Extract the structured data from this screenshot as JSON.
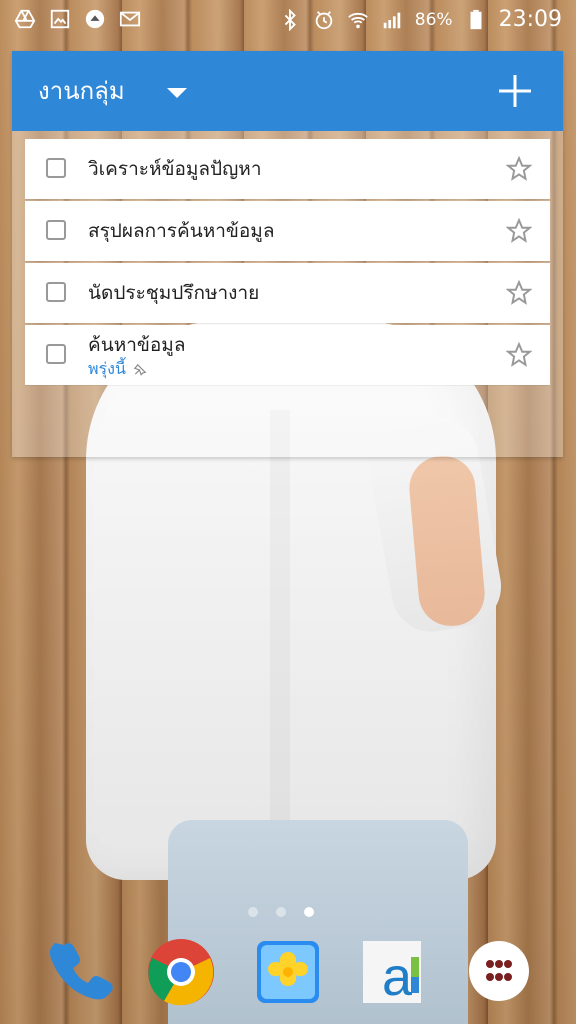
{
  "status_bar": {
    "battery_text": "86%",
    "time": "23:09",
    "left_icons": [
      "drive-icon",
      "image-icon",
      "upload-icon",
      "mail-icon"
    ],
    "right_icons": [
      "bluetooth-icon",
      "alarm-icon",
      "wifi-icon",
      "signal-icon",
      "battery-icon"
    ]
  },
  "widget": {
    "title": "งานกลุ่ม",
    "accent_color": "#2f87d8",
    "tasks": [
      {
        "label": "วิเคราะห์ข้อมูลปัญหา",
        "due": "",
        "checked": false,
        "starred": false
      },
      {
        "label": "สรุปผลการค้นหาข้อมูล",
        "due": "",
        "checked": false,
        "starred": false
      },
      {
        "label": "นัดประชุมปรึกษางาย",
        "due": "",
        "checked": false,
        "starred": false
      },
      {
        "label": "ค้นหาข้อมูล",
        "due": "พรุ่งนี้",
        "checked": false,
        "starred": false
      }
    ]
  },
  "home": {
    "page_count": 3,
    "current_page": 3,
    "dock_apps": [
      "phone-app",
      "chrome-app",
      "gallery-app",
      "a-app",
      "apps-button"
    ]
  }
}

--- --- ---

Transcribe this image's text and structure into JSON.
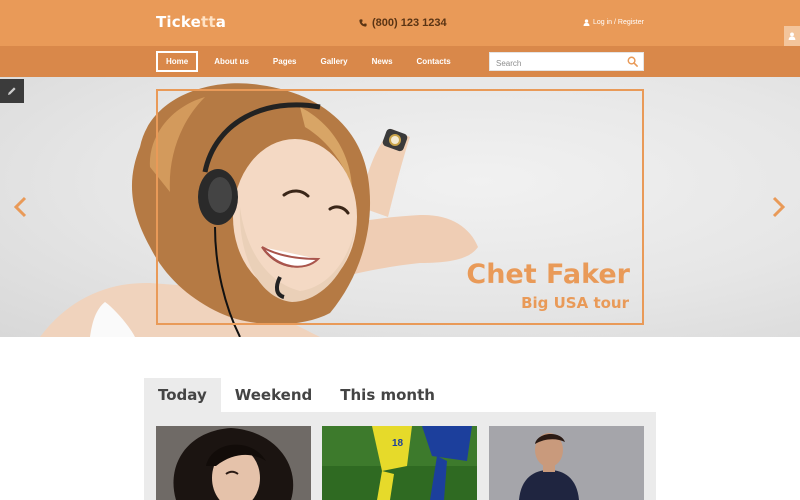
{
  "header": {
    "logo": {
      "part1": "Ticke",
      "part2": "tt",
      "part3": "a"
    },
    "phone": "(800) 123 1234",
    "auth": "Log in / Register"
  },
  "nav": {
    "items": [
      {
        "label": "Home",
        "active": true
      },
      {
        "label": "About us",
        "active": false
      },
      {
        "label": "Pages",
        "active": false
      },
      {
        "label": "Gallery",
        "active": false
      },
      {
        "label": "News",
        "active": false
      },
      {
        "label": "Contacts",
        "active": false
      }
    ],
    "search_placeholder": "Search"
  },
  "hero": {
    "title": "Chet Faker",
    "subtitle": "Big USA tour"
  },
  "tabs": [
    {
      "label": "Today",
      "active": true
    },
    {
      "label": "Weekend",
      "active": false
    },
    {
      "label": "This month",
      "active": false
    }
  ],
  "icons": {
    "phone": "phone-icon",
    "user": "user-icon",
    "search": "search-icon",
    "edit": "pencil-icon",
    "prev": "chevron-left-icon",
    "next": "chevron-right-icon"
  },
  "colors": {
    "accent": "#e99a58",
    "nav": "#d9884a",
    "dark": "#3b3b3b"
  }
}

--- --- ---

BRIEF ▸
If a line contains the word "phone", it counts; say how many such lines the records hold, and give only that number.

TASK RESPONSE ▸
3